In an earlier era, if someone didn't like what was reported about them, they could write a letter to the editor or run a full-page ad combating the piece. Today, independent and state-sponsored hackers are responding to articles, journalists and news institutions they don't like online by publishing private information about them or shutting down their websites completely.
Why it matters:
- The news is at risk: Digital news lends itself to more cyberattacks, and the rate of digital news consumption is steadily increasing. This is especially problematic when news organizations are planning stories around highly-trafficked events that hackers can predict will have a big democratic impact, like the election night or inauguration.

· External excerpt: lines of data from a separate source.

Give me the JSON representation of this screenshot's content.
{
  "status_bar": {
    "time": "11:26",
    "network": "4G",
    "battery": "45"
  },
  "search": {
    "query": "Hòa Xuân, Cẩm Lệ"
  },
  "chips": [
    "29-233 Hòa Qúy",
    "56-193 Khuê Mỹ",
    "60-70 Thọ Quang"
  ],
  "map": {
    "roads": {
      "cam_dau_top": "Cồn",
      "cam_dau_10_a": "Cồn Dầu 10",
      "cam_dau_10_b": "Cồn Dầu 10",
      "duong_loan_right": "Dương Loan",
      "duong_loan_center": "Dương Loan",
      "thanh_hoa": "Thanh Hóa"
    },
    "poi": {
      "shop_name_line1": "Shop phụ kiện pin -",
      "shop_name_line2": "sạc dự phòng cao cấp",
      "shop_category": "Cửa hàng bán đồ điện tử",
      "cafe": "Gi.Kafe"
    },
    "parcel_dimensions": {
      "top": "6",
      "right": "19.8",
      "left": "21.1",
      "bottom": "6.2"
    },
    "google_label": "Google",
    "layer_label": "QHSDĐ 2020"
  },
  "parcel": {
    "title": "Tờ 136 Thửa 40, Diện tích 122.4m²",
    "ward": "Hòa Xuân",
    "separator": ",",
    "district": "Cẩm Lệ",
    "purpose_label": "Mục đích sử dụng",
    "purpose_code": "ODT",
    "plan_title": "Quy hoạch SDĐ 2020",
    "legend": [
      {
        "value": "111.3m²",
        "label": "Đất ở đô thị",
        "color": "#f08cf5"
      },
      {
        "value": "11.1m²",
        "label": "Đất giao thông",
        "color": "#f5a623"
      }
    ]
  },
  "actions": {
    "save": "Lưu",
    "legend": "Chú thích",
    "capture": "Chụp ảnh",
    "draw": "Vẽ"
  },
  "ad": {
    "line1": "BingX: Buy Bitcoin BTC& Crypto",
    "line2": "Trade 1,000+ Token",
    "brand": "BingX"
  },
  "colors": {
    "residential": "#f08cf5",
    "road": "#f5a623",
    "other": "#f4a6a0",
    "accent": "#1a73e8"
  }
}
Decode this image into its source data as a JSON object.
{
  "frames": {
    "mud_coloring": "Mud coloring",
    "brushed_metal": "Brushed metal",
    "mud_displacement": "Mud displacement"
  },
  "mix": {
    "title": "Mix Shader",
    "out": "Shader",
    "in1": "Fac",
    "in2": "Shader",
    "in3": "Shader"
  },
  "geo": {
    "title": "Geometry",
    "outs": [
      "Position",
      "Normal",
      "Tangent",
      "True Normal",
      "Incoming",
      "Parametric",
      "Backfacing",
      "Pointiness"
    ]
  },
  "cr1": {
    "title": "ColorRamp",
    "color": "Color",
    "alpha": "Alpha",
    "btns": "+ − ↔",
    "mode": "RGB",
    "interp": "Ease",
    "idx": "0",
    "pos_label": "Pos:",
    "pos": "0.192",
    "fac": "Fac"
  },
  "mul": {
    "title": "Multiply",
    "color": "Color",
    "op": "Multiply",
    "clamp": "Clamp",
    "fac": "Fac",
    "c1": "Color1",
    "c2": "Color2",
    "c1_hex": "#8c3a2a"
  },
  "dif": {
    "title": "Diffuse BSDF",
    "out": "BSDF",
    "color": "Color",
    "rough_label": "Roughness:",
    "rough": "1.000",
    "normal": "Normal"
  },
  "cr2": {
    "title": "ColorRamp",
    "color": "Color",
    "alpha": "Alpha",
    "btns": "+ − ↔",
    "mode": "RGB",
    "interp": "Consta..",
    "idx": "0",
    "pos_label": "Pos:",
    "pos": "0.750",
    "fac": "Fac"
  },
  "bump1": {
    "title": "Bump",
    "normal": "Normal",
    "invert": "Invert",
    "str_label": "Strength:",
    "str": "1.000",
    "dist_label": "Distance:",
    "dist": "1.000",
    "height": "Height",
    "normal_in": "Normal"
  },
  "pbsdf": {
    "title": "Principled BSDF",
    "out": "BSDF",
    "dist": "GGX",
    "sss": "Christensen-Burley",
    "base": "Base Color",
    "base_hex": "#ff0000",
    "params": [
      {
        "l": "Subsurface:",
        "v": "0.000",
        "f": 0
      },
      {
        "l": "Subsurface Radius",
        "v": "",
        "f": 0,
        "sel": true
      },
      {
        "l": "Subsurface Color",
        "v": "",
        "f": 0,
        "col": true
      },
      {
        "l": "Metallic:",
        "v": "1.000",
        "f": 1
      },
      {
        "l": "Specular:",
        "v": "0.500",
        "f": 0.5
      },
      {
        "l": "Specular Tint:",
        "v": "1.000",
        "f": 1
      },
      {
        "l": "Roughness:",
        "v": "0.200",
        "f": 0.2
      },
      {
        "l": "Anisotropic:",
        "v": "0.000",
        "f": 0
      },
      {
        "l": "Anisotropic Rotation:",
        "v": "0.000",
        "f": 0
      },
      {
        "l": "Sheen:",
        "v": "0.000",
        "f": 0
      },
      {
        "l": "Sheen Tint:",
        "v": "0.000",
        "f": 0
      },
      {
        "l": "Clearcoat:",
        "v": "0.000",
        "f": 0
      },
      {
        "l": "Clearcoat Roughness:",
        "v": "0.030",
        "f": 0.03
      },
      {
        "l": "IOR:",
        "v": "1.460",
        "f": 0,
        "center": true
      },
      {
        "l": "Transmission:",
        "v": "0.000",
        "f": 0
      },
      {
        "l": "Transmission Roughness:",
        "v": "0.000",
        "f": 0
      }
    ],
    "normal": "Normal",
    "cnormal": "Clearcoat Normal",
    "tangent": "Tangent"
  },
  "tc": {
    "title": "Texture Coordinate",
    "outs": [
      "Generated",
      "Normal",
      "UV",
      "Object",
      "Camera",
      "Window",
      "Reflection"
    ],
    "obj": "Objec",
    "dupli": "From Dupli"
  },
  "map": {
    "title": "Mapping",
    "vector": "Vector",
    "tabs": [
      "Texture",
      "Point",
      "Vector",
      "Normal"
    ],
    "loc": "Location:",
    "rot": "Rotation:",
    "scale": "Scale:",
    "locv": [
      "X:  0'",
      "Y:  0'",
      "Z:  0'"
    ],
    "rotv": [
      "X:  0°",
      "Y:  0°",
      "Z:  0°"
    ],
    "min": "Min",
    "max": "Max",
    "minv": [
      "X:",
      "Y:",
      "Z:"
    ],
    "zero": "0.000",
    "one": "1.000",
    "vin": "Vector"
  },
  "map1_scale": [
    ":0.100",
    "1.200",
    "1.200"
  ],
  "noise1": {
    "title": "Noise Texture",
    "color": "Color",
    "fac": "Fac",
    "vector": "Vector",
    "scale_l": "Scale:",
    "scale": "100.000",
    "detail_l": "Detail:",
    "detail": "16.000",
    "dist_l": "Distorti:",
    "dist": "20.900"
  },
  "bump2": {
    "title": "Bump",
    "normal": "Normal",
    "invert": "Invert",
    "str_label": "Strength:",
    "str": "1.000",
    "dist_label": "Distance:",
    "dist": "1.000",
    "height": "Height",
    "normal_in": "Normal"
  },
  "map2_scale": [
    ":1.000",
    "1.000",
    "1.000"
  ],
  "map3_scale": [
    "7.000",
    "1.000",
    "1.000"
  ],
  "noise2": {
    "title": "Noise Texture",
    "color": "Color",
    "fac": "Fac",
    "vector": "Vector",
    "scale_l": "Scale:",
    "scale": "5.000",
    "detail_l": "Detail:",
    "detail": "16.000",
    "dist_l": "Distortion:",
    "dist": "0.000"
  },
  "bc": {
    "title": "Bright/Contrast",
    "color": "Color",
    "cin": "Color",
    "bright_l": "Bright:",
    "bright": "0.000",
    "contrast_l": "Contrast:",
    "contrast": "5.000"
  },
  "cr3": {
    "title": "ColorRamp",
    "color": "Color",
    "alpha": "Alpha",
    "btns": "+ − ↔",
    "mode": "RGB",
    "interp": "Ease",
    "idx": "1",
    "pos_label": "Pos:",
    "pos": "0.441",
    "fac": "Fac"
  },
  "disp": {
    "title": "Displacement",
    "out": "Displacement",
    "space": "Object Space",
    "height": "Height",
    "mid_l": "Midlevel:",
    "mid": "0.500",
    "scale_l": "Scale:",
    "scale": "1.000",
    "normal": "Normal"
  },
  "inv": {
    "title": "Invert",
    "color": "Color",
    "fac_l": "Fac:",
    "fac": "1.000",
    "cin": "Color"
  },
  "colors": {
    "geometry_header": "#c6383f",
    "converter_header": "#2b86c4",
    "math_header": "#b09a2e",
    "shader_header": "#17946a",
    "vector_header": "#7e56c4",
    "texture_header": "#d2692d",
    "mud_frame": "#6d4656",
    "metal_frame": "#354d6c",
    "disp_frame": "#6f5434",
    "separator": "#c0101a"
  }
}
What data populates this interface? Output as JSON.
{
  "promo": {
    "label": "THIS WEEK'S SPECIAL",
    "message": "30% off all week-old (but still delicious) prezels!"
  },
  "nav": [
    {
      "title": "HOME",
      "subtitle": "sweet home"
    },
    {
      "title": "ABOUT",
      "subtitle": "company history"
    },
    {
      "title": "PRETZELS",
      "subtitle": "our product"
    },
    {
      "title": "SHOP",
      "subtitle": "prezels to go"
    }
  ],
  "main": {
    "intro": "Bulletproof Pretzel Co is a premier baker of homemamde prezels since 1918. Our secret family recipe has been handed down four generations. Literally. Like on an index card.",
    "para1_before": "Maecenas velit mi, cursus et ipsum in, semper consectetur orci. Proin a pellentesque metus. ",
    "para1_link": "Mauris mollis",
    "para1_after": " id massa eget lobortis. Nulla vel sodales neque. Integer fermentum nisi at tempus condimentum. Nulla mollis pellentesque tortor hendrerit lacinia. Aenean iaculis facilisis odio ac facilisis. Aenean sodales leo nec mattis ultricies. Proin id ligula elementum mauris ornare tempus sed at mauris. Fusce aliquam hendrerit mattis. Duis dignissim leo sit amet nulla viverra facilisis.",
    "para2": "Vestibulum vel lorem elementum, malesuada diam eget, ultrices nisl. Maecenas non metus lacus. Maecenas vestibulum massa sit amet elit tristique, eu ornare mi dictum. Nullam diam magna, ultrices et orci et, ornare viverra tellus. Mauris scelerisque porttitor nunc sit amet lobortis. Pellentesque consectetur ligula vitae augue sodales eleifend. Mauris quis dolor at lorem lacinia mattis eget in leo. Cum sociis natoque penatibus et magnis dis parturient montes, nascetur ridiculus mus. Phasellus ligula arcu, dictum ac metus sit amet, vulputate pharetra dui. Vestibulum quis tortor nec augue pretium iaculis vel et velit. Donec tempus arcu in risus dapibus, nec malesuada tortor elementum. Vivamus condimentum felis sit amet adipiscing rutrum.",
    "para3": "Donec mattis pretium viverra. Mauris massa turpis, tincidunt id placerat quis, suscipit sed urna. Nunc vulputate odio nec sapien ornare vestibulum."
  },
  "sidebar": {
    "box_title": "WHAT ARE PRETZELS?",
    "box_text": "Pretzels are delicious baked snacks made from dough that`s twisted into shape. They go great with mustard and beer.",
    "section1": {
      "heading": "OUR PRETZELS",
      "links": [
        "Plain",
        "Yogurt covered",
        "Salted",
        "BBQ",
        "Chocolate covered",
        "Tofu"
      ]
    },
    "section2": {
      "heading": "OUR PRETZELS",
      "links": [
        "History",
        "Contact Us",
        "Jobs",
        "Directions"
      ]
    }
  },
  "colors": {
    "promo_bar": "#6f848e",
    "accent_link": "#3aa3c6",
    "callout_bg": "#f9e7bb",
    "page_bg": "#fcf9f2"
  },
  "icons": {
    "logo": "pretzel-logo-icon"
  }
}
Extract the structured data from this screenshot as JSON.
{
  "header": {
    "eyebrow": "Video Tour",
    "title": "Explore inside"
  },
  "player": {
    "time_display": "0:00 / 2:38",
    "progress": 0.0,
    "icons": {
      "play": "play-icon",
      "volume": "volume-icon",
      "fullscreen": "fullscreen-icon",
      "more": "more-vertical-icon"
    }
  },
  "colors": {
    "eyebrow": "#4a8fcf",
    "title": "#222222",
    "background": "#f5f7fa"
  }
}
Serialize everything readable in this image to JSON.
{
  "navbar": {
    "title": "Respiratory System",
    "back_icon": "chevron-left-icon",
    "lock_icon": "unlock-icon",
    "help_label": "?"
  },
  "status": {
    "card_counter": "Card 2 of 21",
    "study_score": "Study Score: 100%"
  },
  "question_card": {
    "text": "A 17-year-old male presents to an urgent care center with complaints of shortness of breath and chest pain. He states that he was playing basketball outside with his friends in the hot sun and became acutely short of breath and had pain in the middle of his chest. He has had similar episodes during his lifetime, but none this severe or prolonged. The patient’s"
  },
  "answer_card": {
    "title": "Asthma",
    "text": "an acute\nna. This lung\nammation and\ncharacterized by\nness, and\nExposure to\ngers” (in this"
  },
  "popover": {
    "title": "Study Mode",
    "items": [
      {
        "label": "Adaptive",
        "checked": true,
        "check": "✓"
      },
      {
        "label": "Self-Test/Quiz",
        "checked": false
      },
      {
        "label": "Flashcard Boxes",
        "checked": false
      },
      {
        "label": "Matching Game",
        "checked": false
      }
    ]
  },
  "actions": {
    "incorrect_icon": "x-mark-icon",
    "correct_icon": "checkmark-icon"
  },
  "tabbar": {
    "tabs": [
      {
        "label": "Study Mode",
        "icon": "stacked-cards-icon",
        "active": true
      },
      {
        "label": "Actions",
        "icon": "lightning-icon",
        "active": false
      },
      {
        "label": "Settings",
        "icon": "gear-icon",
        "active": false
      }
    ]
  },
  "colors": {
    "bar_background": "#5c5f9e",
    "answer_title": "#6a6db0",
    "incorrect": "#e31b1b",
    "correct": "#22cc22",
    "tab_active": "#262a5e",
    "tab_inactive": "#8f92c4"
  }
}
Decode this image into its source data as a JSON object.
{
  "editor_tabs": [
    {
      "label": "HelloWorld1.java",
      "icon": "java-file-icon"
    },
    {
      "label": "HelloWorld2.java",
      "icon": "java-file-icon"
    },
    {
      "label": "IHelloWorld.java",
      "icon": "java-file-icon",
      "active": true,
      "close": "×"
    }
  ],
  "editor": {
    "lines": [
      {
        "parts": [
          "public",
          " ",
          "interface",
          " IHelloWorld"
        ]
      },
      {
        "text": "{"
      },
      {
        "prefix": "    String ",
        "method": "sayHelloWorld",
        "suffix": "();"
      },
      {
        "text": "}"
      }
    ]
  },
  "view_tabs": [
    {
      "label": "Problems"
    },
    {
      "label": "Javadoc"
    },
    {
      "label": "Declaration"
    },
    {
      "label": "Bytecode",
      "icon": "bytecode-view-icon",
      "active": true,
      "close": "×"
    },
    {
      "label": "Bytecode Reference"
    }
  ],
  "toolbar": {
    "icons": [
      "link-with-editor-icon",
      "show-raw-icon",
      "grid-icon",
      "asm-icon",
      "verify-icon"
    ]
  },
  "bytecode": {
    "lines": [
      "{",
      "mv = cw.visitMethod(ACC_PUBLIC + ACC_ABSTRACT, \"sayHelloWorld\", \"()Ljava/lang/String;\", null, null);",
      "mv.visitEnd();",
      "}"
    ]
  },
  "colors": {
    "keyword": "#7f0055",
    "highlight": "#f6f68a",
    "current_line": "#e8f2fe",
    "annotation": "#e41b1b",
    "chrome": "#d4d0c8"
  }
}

- Everyday people are unknowingly involved: Hackers use an army of digital bots to perform attacks, and those bots often operate attacks from "compromised machines," or the computers of regular, everyday people. Hackers will place malware (usually from spam emails) on people's computers that allow bots to mimic their website browser settings when conducting attacks, making it harder for news organizations to see them coming.